The old lady in Ollantaytambo Square
Caramor - sailing around the world
Franco Ferrero / Kath Mcnulty
Thu 19 Oct 2017 14:45
She sat herself at the other terrace table and smiled at me alluringly. She had handsome features and a beautiful smile but Quechua women do not smile at foreigners in Ollantaytambo unless they want to sell something. I smiled back but didn't linger, I'm hardened to their technique. She had two shopping bags like the one I bought at the Puno market, one was full of knotted 'friendship' bracelets that she knocks up herself in five minutes and the other contained narrow locally woven fabrics, the width of a belt.
Franco and I glanced at each other. If that was all she was selling, she couldn't be doing very well, the competition is fierce with stalls everywhere selling this kind of handicraft and more.
"Maybe I should buy one of her woven fabrics, it would work well as a hat band," I said to Franco.
"Good idea," he replied.
A Brazilian couple came out of the store with a bottle of beer and sat at her table. She asked if they wanted to buy a bracelet. They didn't.
An American couple passed by and stopped. The lad wanted to buy a couple of her 'friendship' bracelets. I heard a price, it sounded like 'forty'.
"Forty-what?" I wondered, 40 centavos would be too little but 40 Soles far too much.
The customer pulled out two 20 Soles notes from his wallet, we hadn't misheard. By now, he was no longer smiling, he was beginning to realise he was being cheated. Instead of handing over the bracelets, our extortionist grabbed his money and demanded five Soles more which he reluctantly gave her. Only then did she hand over the goods.
We were shocked / amazed by the woman's bare faced daylight robbery. The American had just paid US$14 for a couple of bracelets he could have made himself. No doubt he can afford it but it certainly spoilt his day and it will be some time before he trusts an old Peruvian lady again. To put it in a Peruvian context, the 'official' daily minimum wage is 31.15 soles and our friends in Puno were earning even less, 26 soles for a day's work that started at 7am and finished at 6pm. In half an hour, the old hag of Ollantaytambo had extracted more money than most of her fellow countrymen could ever earn honestly in a day.
Photos of Ollantaytambo
Most streets had water running down the centre or the side
The Inca fort ruins seen from the town
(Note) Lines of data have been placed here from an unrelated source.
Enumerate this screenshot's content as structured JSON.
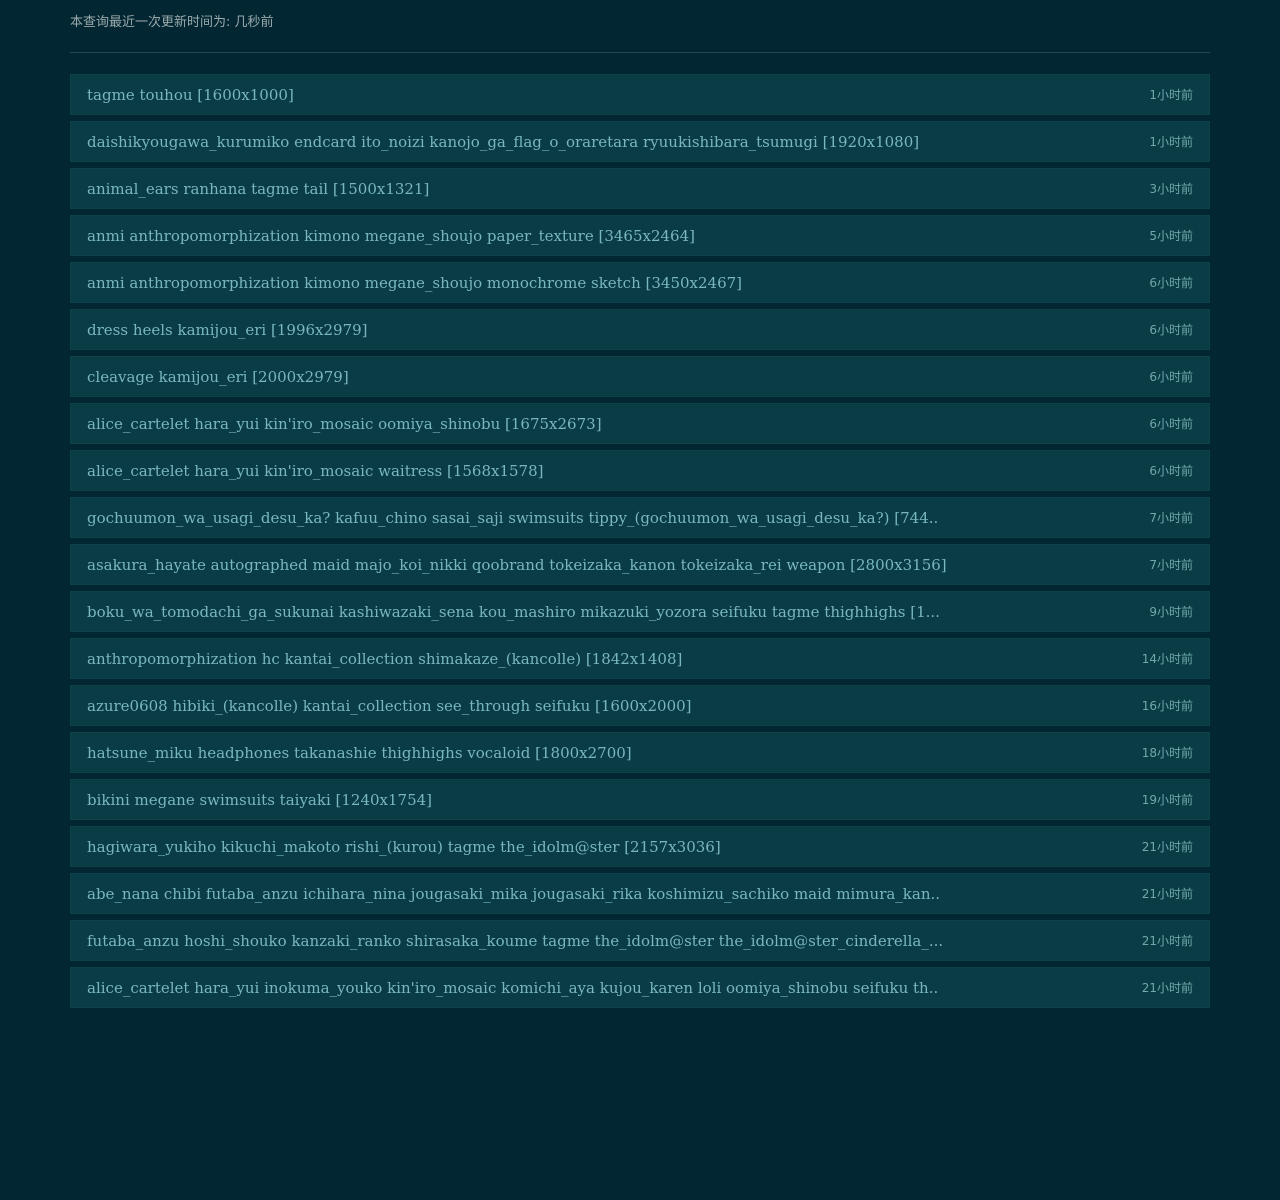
{
  "header": {
    "last_update": "本查询最近一次更新时间为: 几秒前"
  },
  "items": [
    {
      "title": "tagme touhou [1600x1000]",
      "time": "1小时前"
    },
    {
      "title": "daishikyougawa_kurumiko endcard ito_noizi kanojo_ga_flag_o_oraretara ryuukishibara_tsumugi [1920x1080]",
      "time": "1小时前"
    },
    {
      "title": "animal_ears ranhana tagme tail [1500x1321]",
      "time": "3小时前"
    },
    {
      "title": "anmi anthropomorphization kimono megane_shoujo paper_texture [3465x2464]",
      "time": "5小时前"
    },
    {
      "title": "anmi anthropomorphization kimono megane_shoujo monochrome sketch [3450x2467]",
      "time": "6小时前"
    },
    {
      "title": "dress heels kamijou_eri [1996x2979]",
      "time": "6小时前"
    },
    {
      "title": "cleavage kamijou_eri [2000x2979]",
      "time": "6小时前"
    },
    {
      "title": "alice_cartelet hara_yui kin'iro_mosaic oomiya_shinobu [1675x2673]",
      "time": "6小时前"
    },
    {
      "title": "alice_cartelet hara_yui kin'iro_mosaic waitress [1568x1578]",
      "time": "6小时前"
    },
    {
      "title": "gochuumon_wa_usagi_desu_ka? kafuu_chino sasai_saji swimsuits tippy_(gochuumon_wa_usagi_desu_ka?) [744..",
      "time": "7小时前"
    },
    {
      "title": "asakura_hayate autographed maid majo_koi_nikki qoobrand tokeizaka_kanon tokeizaka_rei weapon [2800x3156]",
      "time": "7小时前"
    },
    {
      "title": "boku_wa_tomodachi_ga_sukunai kashiwazaki_sena kou_mashiro mikazuki_yozora seifuku tagme thighhighs [1...",
      "time": "9小时前"
    },
    {
      "title": "anthropomorphization hc kantai_collection shimakaze_(kancolle) [1842x1408]",
      "time": "14小时前"
    },
    {
      "title": "azure0608 hibiki_(kancolle) kantai_collection see_through seifuku [1600x2000]",
      "time": "16小时前"
    },
    {
      "title": "hatsune_miku headphones takanashie thighhighs vocaloid [1800x2700]",
      "time": "18小时前"
    },
    {
      "title": "bikini megane swimsuits taiyaki [1240x1754]",
      "time": "19小时前"
    },
    {
      "title": "hagiwara_yukiho kikuchi_makoto rishi_(kurou) tagme the_idolm@ster [2157x3036]",
      "time": "21小时前"
    },
    {
      "title": "abe_nana chibi futaba_anzu ichihara_nina jougasaki_mika jougasaki_rika koshimizu_sachiko maid mimura_kan..",
      "time": "21小时前"
    },
    {
      "title": "futaba_anzu hoshi_shouko kanzaki_ranko shirasaka_koume tagme the_idolm@ster the_idolm@ster_cinderella_...",
      "time": "21小时前"
    },
    {
      "title": "alice_cartelet hara_yui inokuma_youko kin'iro_mosaic komichi_aya kujou_karen loli oomiya_shinobu seifuku th..",
      "time": "21小时前"
    }
  ]
}
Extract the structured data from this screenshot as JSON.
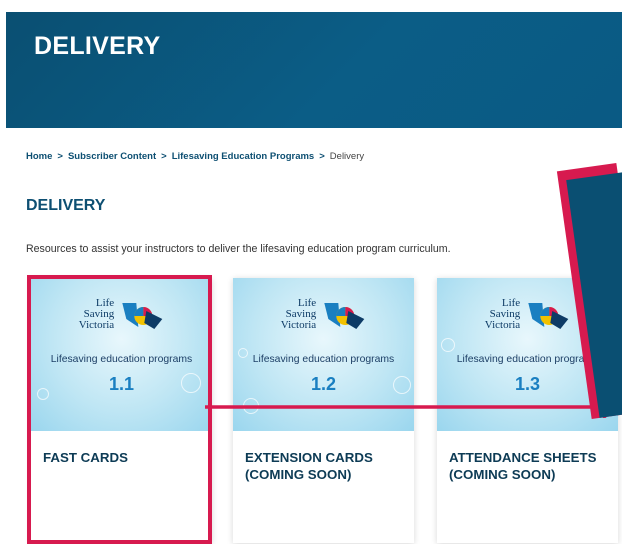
{
  "hero": {
    "title": "DELIVERY"
  },
  "breadcrumb": {
    "items": [
      "Home",
      "Subscriber Content",
      "Lifesaving Education Programs"
    ],
    "current": "Delivery"
  },
  "section": {
    "title": "DELIVERY",
    "description": "Resources to assist your instructors to deliver the lifesaving education program curriculum."
  },
  "logo_text": [
    "Life",
    "Saving",
    "Victoria"
  ],
  "cards": [
    {
      "program": "Lifesaving education programs",
      "version": "1.1",
      "title": "FAST CARDS"
    },
    {
      "program": "Lifesaving education programs",
      "version": "1.2",
      "title": "EXTENSION CARDS (COMING SOON)"
    },
    {
      "program": "Lifesaving education programs",
      "version": "1.3",
      "title": "ATTENDANCE SHEETS (COMING SOON)"
    }
  ],
  "colors": {
    "brand": "#0b5d86",
    "highlight": "#d71a4f",
    "accent": "#1a7fc1"
  }
}
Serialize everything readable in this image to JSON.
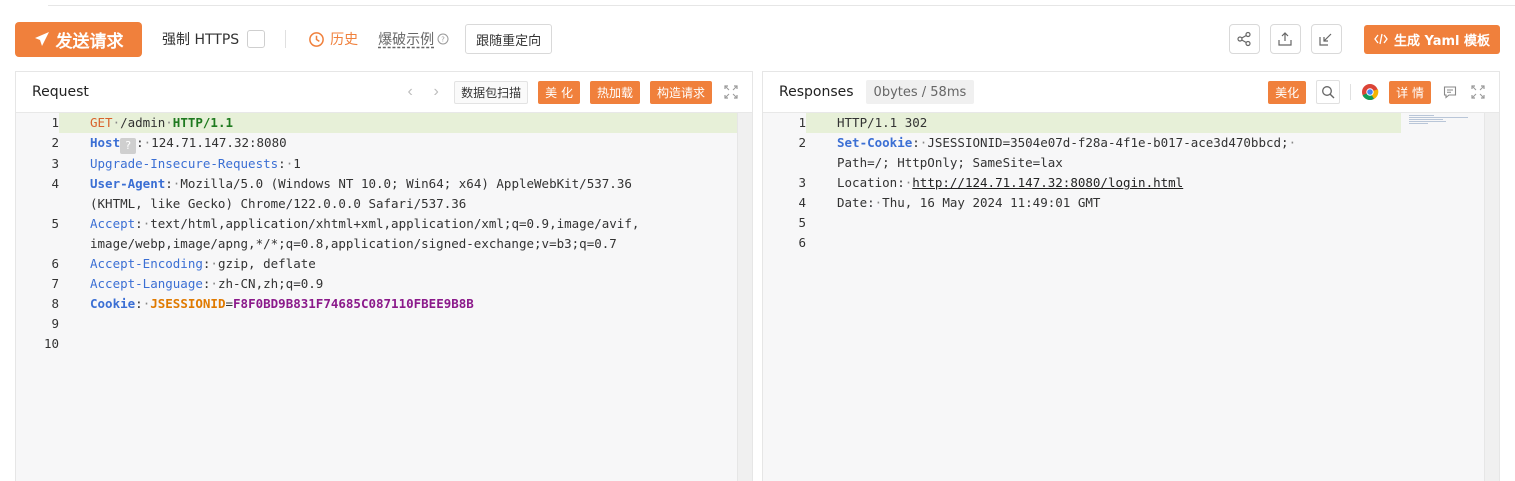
{
  "toolbar": {
    "send_label": "发送请求",
    "force_https_label": "强制 HTTPS",
    "history_label": "历史",
    "examples_label": "爆破示例",
    "redirect_label": "跟随重定向",
    "yaml_label": "生成 Yaml 模板"
  },
  "request": {
    "title": "Request",
    "scan_label": "数据包扫描",
    "beautify_label": "美 化",
    "hotload_label": "热加载",
    "build_label": "构造请求",
    "lines": [
      {
        "n": "1",
        "method": "GET",
        "path": "/admin",
        "version": "HTTP/1.1"
      },
      {
        "n": "2",
        "name": "Host",
        "badge": "?",
        "value": "124.71.147.32:8080"
      },
      {
        "n": "3",
        "name": "Upgrade-Insecure-Requests",
        "value": "1"
      },
      {
        "n": "4",
        "name": "User-Agent",
        "value": "Mozilla/5.0 (Windows NT 10.0; Win64; x64) AppleWebKit/537.36",
        "cont": "(KHTML, like Gecko) Chrome/122.0.0.0 Safari/537.36"
      },
      {
        "n": "5",
        "name": "Accept",
        "value": "text/html,application/xhtml+xml,application/xml;q=0.9,image/avif,",
        "cont": "image/webp,image/apng,*/*;q=0.8,application/signed-exchange;v=b3;q=0.7"
      },
      {
        "n": "6",
        "name": "Accept-Encoding",
        "value": "gzip, deflate"
      },
      {
        "n": "7",
        "name": "Accept-Language",
        "value": "zh-CN,zh;q=0.9"
      },
      {
        "n": "8",
        "name": "Cookie",
        "cookie_key": "JSESSIONID",
        "cookie_val": "F8F0BD9B831F74685C087110FBEE9B8B"
      },
      {
        "n": "9"
      },
      {
        "n": "10"
      }
    ]
  },
  "response": {
    "title": "Responses",
    "size_badge": "0bytes / 58ms",
    "beautify_label": "美化",
    "detail_label": "详 情",
    "lines": [
      {
        "n": "1",
        "text": "HTTP/1.1 302"
      },
      {
        "n": "2",
        "name": "Set-Cookie",
        "value": "JSESSIONID=3504e07d-f28a-4f1e-b017-ace3d470bbcd;",
        "cont": "Path=/; HttpOnly; SameSite=lax"
      },
      {
        "n": "3",
        "plain_name": "Location",
        "link": "http://124.71.147.32:8080/login.html"
      },
      {
        "n": "4",
        "plain_name": "Date",
        "value": "Thu, 16 May 2024 11:49:01 GMT"
      },
      {
        "n": "5"
      },
      {
        "n": "6"
      }
    ]
  },
  "colors": {
    "accent": "#f0803c",
    "header_name": "#3b6fd4",
    "highlight_line": "#e7f0d8"
  }
}
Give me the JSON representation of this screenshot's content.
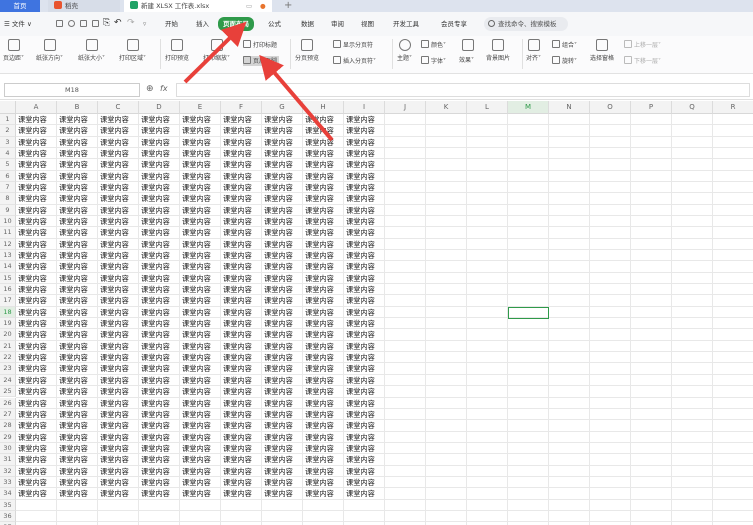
{
  "titlebar": {
    "home_tab": "首页",
    "tab2": "稻壳",
    "tab3": "新建 XLSX 工作表.xlsx",
    "new_tab": "+"
  },
  "menu": {
    "file": "文件",
    "items": [
      "开始",
      "插入",
      "页面布局",
      "公式",
      "数据",
      "审阅",
      "视图",
      "开发工具",
      "会员专享"
    ],
    "active": "页面布局",
    "search": "查找命令、搜索模板"
  },
  "ribbon": {
    "margins": "页边距",
    "orientation": "纸张方向",
    "size": "纸张大小",
    "print_area": "打印区域",
    "print_preview": "打印预览",
    "print_scale": "打印缩放",
    "print_titles": "打印标题",
    "header_footer": "页眉页脚",
    "page_break_preview": "分页预览",
    "show_page_breaks": "显示分页符",
    "insert_page_break": "插入分页符",
    "theme": "主题",
    "colors": "颜色",
    "fonts": "字体",
    "effects": "效果",
    "background": "背景图片",
    "align": "对齐",
    "group": "组合",
    "rotate": "旋转",
    "selection_pane": "选择窗格",
    "bring_forward": "上移一层",
    "send_backward": "下移一层"
  },
  "formula_bar": {
    "name_box": "M18",
    "fx": "fx",
    "formula": ""
  },
  "sheet": {
    "columns": [
      "A",
      "B",
      "C",
      "D",
      "E",
      "F",
      "G",
      "H",
      "I",
      "J",
      "K",
      "L",
      "M",
      "N",
      "O",
      "P",
      "Q",
      "R"
    ],
    "active_column": "M",
    "active_row": 18,
    "filled_rows": 34,
    "filled_cols": 9,
    "cell_text": "课堂内容",
    "row_count": 37
  },
  "colors": {
    "active_tab": "#2f9a4a",
    "arrow": "#e8403a",
    "selection": "#2f9a4a",
    "home_tab": "#3f74e0"
  }
}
View of Ollantaytambo from the fortress
Some of the terracing
Guinea pig kennel?
Demonstation potato crop to show how the terraces could have been used
Monument staff practising the Condor Dance for the next fiesta